EXERCISE INSTRUCTIONS: Lines with "Richard" in the records below: say how many there are, and add nothing.

SUPPLIED MATERIAL:
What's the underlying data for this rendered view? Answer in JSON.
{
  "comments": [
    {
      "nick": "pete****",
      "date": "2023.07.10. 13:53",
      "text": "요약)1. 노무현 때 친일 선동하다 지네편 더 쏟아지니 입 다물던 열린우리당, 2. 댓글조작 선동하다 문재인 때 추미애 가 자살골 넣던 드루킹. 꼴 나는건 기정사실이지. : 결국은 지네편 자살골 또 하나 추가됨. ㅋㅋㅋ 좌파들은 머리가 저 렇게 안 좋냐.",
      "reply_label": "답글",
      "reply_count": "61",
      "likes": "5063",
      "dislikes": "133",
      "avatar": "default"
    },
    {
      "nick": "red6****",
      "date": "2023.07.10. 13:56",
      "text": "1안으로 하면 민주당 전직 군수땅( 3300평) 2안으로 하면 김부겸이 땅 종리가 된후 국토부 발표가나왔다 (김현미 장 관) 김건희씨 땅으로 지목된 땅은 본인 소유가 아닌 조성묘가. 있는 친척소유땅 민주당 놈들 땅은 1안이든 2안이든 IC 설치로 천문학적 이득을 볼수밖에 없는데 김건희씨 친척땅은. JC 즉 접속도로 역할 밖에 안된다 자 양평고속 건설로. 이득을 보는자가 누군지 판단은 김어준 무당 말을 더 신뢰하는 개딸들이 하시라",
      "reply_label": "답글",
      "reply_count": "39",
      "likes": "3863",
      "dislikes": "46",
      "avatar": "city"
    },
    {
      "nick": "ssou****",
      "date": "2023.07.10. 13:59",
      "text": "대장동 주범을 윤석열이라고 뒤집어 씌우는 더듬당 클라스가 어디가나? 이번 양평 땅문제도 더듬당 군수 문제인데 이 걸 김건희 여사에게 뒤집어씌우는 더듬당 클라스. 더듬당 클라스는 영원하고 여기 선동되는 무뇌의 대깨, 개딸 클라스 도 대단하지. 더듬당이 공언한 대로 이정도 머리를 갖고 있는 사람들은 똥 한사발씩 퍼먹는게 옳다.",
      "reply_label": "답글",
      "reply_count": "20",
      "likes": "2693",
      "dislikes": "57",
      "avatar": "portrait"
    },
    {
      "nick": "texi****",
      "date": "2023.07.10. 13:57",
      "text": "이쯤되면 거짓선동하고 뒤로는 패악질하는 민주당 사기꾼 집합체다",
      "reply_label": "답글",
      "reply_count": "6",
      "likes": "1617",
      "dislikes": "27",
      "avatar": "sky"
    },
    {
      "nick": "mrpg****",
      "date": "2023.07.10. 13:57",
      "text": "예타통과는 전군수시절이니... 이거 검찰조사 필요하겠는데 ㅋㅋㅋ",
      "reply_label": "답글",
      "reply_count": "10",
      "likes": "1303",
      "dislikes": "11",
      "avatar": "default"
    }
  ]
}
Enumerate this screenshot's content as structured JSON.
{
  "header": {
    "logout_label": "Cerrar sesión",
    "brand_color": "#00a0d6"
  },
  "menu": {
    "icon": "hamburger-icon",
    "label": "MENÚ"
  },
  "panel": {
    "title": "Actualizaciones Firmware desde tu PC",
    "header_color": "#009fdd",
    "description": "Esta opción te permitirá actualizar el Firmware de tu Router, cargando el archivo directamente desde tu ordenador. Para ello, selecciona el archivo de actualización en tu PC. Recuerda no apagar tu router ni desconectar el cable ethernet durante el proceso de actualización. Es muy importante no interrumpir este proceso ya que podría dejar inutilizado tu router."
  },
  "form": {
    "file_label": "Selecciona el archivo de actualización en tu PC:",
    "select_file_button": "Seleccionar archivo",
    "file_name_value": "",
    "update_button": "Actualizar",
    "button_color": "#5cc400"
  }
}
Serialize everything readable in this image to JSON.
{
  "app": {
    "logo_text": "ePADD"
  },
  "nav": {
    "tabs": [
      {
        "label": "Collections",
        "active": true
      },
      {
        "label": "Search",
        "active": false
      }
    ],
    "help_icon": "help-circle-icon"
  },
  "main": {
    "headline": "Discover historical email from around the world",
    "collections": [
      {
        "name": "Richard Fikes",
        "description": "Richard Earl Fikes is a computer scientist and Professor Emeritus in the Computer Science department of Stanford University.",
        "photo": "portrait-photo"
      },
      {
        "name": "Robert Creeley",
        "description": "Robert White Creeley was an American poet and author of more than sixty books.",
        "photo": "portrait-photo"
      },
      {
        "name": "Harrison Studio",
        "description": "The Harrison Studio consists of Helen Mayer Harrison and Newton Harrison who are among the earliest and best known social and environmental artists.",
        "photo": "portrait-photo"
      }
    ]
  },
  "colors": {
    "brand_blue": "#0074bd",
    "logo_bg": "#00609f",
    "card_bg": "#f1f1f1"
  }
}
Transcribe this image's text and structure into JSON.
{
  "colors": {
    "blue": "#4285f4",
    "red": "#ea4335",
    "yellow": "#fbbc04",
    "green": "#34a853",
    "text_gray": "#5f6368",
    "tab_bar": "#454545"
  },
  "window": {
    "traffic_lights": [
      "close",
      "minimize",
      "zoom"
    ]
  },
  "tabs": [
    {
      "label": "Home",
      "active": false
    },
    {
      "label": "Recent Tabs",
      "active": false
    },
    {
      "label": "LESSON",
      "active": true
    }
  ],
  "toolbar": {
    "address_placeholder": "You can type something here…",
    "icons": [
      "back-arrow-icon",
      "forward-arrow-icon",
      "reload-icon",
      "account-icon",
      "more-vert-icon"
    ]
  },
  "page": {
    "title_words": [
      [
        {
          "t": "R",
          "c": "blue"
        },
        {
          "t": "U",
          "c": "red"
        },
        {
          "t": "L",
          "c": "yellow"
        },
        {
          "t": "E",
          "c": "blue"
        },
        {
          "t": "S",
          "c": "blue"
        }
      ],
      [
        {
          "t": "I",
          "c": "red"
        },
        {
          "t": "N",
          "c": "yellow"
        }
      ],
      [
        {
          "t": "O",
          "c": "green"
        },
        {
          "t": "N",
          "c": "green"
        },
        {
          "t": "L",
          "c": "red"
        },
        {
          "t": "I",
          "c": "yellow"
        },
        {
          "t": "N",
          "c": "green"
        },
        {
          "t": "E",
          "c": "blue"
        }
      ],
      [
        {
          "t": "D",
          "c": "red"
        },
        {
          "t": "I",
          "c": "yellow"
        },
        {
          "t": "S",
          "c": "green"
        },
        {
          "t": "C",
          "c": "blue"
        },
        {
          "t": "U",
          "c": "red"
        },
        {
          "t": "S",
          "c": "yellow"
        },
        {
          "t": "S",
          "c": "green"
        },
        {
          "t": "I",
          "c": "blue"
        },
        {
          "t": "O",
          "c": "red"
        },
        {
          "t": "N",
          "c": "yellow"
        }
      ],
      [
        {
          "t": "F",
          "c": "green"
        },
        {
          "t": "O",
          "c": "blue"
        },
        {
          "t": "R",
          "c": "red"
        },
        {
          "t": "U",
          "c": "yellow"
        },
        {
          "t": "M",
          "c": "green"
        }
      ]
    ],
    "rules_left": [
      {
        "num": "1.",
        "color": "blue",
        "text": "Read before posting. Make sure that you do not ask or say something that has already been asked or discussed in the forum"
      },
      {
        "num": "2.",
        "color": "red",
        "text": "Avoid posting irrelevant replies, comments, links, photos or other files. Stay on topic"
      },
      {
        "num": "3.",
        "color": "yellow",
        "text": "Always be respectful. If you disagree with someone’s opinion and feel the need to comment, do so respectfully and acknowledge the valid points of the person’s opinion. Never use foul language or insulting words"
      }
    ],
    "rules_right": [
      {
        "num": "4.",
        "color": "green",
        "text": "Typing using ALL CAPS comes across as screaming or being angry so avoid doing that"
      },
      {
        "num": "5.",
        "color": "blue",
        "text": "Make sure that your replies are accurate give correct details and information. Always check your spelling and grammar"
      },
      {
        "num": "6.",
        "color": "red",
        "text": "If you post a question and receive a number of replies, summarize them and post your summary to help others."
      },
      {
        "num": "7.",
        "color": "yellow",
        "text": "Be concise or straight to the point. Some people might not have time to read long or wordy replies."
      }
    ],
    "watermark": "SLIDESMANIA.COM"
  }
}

WRITTEN RESPONSE: 2